Electrogenesis of the electroretinogram. In: Schachat AP, Wilkinson CP, Hinton DR.
Bickler-Bluth, "Abnormal pattern electroretinograms in patients with senile dementia of the Alzheimer type," Annals of Neurology, vol.
Howe, "Visual evoked cortical potentials and pattern electroretinograms in Parkinson's disease and control subjects," Journal of Neurology, Neurosurgery, and Psychiatry, vol.
The effect of nutritional supplementation on the multifocal electroretinogram in healthy eyes.

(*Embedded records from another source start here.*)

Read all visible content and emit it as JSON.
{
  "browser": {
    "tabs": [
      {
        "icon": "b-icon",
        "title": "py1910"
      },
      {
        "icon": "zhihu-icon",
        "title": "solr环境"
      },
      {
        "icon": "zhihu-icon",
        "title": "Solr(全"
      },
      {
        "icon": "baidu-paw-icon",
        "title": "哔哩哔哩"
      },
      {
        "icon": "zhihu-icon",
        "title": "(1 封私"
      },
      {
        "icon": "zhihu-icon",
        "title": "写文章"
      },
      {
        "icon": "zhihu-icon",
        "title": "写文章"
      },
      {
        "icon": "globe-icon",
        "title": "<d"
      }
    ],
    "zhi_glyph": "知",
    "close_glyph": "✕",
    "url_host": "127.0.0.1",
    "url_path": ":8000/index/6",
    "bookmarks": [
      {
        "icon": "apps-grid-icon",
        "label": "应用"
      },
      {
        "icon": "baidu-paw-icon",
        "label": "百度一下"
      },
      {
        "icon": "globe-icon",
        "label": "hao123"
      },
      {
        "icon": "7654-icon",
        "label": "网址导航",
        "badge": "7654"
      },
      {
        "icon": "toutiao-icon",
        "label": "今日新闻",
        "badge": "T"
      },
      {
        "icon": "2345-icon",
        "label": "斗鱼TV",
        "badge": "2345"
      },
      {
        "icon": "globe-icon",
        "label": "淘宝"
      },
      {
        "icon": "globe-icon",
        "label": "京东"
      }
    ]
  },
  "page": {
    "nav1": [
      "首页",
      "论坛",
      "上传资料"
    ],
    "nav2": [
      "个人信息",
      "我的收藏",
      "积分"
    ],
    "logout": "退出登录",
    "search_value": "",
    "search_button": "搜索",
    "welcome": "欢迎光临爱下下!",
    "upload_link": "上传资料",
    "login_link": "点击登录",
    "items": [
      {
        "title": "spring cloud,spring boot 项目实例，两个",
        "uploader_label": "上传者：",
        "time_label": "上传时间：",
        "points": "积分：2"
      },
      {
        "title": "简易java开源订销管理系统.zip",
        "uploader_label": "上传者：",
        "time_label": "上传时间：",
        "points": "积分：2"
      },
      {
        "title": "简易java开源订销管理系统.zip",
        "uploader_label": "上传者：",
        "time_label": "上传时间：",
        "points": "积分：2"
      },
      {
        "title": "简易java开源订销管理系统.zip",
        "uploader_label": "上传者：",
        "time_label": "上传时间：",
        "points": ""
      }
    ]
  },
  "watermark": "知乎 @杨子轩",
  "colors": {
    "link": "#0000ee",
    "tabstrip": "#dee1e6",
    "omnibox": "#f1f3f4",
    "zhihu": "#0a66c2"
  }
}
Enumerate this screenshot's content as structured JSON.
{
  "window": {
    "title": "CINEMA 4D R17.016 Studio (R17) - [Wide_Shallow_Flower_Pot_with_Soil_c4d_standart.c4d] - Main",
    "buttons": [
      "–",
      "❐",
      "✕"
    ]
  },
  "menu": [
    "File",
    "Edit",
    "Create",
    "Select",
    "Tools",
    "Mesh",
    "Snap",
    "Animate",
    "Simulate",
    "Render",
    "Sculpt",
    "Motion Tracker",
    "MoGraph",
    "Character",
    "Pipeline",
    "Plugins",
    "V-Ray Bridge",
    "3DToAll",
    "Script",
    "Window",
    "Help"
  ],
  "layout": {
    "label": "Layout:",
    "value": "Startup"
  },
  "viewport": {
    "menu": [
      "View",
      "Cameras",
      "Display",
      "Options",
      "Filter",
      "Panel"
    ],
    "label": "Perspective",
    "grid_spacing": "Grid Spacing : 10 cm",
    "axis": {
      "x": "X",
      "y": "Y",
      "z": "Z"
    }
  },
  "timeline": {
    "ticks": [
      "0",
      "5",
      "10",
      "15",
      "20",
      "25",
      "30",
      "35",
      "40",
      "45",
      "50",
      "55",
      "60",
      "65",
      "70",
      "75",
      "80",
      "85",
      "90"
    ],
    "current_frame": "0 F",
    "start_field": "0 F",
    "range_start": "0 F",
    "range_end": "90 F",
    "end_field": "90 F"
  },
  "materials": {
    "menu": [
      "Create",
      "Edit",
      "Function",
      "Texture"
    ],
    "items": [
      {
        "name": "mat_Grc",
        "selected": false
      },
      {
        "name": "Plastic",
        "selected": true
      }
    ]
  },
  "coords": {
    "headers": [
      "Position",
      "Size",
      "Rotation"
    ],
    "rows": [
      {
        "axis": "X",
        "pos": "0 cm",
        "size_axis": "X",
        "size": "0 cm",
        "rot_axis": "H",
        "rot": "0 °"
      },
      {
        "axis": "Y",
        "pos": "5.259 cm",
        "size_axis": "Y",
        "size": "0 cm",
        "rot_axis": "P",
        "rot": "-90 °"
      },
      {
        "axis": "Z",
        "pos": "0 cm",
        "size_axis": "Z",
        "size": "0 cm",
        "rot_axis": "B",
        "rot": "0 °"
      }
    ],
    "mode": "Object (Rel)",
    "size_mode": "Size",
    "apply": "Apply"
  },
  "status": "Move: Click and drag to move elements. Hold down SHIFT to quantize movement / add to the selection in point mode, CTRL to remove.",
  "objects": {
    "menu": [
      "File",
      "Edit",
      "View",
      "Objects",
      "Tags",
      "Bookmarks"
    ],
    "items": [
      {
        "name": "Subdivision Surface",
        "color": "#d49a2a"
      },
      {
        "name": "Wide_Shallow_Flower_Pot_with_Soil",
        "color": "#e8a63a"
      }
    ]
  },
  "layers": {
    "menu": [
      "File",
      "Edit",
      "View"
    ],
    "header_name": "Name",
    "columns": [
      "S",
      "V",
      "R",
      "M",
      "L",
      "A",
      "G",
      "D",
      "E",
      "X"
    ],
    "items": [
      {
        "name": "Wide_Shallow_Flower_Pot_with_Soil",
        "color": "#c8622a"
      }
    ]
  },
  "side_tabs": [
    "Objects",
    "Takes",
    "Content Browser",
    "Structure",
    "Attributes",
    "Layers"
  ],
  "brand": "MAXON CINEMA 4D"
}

Doly, "Protective effect of ginkgo biloba extract (EGB 761) on free radicalinduced changes in the electroretinogram of isolated rat retina," Drugs under Experimental and Clinical Research, vol.
Slaughter, B-wave of the Electroretinogram. A Reflection of ON Bipolar Cell Activity, J.
Effect of Short-Term Hyperglycemia on Multifocal Electroretinogram in Diabetic Patients without Retinopathy Invest Ophthalmol Vis Sci.
(17) compared retinal thicknesses at points 0.5 and 1 mm from the foveal center in patients with electroretinogram alterations without fundoscopic signs of retinotoxicity, and in age-matched controls.
The luminance level required for the scotopic threshold component of an electroretinogram response in Rangifer in winter (5 x [10.sup.-8] W x [m.sup.2] Hogg et al., 2011) is approximately six orders of magnitude lower than the local ambient UV (350 to 400 nm) incident on, and reflected from, snow measured at the time we recorded images of plants ([equivalent] 6.5 x [10.sup.-2] W x [m.sup.-2]; C.R.
Raasch, "Human electroretinogram responses to video displays, fluorescent lighting and other high frequency sources," Optometry and Vision Science, vol.
In electrophysiology, most of the patients described in the literature have abnormal electroretinogram (ERG) in at least one eye (the most severely affected in asymmetric disease) [1, 2].